Tenure as DC Comics' editorial director

In 1967, as it became obvious that books with Infantino covers seemed to be selling better than others, he was tasked with designing covers for the entire company. When DC was sold to Kinny National, Carmine was promoted to Editorial Director. He started by hiring new talent, and promoting artists to editorial positions.

Dick Giordano was hired away from Charlton Comics while Joe Orlando, Joe Kurbert and Mike Sekowsky became editors. New titles were started with work from new talents like Neal Adams and Denny O'Neil. In 1971, Infantino was made publisher.

Infantino's challenge was reversing the company's declining circulation. Complicating matters, the newly merged company owner, Warner Communications and distributor IDN had little faith in the company beyond the marketability of its characters and newsstand and grocery stores didn't want to handle a magazine with such low profit margins.

Infantino attempted a number of changes. They in included starting several new books in the late 1960s to early 1970s. They included new series like Bat Lash, the Secret Six, and characters like Deadman and The Creeper came upon the scene. In addition, older characters were re-vamped Green Lantern, Green Arrow, Superman, Wonder Woman and Batman to mixed results. Sales were not there in the beginning, causing Infantino to cancel the books, some believe too early.

In 1971, Infantino scored a major coup in signing on the star artist Jack Kirby from Marvel Comics, after a dispute with partner Stan Lee led him to leave the company. Kirby had been privately developing new characters in his past years at Marvel, but had been reluctant to use them for that company. At DC, he was unleased. Beginning with Jimmy Olsen, Jack launched his Fourth World saga with the titles The New Gods, [Forever People, Mister Miracle which he intended to interest a new crowd of olders readers, the ones the Marvel had been so successful in courting.

Jack wanted to try new publishing formats such as hardcover comics in book stores and B&W publications on the racks. His intention was to be an idea man who would create new series, and assign other artists to carry them out. Kirby had moved to California, and would work from there, using West Coast artists and writers, escentialy creating a 'DC West'.

However, the more cautious Infantino was not open to new formats especially with continuing mediocre sales. The resulting conflict with his star led to The Fourth World titles had being prematurely cancelled before the project gained reader momentum. Infantino set about suggesting new projects for Kirby to do, to fulfill Kirby's 15 page per week contract.

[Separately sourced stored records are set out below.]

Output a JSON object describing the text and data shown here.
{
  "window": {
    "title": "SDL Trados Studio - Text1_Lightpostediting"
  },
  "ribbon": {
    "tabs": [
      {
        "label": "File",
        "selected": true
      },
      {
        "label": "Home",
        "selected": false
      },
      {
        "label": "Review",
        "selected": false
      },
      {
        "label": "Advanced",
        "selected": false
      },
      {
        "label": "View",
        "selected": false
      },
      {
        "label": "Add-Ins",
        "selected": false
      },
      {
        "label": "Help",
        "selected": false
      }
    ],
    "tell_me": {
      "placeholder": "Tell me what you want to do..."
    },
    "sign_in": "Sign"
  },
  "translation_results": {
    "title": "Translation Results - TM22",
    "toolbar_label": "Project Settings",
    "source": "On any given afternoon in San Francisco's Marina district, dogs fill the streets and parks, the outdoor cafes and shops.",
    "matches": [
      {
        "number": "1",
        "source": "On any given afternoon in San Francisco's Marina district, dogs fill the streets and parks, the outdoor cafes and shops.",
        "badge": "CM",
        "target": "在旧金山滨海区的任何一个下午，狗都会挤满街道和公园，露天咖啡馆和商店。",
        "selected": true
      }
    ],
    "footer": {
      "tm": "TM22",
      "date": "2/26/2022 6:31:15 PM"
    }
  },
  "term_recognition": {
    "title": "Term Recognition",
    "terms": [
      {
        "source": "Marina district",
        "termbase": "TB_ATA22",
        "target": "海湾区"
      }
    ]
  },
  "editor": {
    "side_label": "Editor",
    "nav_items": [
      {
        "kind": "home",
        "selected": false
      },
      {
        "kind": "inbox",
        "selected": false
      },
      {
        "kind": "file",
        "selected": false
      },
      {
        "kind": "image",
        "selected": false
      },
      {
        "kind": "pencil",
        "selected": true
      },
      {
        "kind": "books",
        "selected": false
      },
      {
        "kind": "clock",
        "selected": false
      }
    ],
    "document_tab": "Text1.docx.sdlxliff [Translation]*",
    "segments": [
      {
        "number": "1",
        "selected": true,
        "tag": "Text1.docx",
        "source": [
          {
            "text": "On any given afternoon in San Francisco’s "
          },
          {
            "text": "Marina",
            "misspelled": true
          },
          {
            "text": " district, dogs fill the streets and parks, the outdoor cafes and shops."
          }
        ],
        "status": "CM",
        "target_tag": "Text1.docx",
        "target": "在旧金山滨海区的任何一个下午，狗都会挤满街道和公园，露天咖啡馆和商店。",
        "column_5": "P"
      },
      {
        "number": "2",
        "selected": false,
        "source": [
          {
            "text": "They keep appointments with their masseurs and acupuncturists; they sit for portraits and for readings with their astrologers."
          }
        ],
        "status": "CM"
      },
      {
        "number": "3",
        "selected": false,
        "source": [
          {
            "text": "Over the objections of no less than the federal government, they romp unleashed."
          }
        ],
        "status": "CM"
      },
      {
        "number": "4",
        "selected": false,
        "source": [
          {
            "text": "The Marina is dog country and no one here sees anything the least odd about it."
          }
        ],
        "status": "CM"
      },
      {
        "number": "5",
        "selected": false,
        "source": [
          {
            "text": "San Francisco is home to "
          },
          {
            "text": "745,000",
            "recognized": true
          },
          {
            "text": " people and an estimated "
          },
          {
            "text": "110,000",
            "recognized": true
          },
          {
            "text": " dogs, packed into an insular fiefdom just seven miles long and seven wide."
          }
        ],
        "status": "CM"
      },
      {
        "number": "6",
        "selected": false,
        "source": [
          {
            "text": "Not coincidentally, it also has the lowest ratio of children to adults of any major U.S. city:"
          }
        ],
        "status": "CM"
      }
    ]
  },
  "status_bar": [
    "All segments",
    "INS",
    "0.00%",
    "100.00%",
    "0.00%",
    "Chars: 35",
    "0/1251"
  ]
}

Kirby returned to Marvel when his contract ran out.

In an effort to raise revenue, Infantino raised prices from .15 to .25 cents. He also raised the page count by adding reprints and some new features. Marvel met the price increase, then dropped back to .20 cents, with DC stubbornly staying with .25. It was a sales disaster. Marvel flooded the racks with cheap reprint books in an effort to drive DC sales down even lower. Carmine matched them book for book and the company revenues suffered in the price war.

After working on the script for the Superman movie, Infantino managed to collaborate with Stan Lee for Superman vs. Spider-Man. Before deales on the book had been recorded, Infantino was let go by Warner, after being with the company since the 1940s. Infantino returned to freelance work.

Later career

He went to Warren, he did a long run of Star Wars for Marvel, Spider-Woman, Nova and others, and in the 1980's he returned to The Flash at DC. He was never put in an executive posistion at another comics company.

Today, Carmine Infantino is retired, doing some convention appearences and a few interviews. He recently published a bio, 'The Amazing World of Carmine Infantino' put out by Vanguard Press, with a cover collage of Infantino DC cover art by Carmine, designed by Arlen Schumer.

This content from Wikipedia is licensed under the GNU Free Documentation License. It uses material from the Wikipedia article Carmine Infantino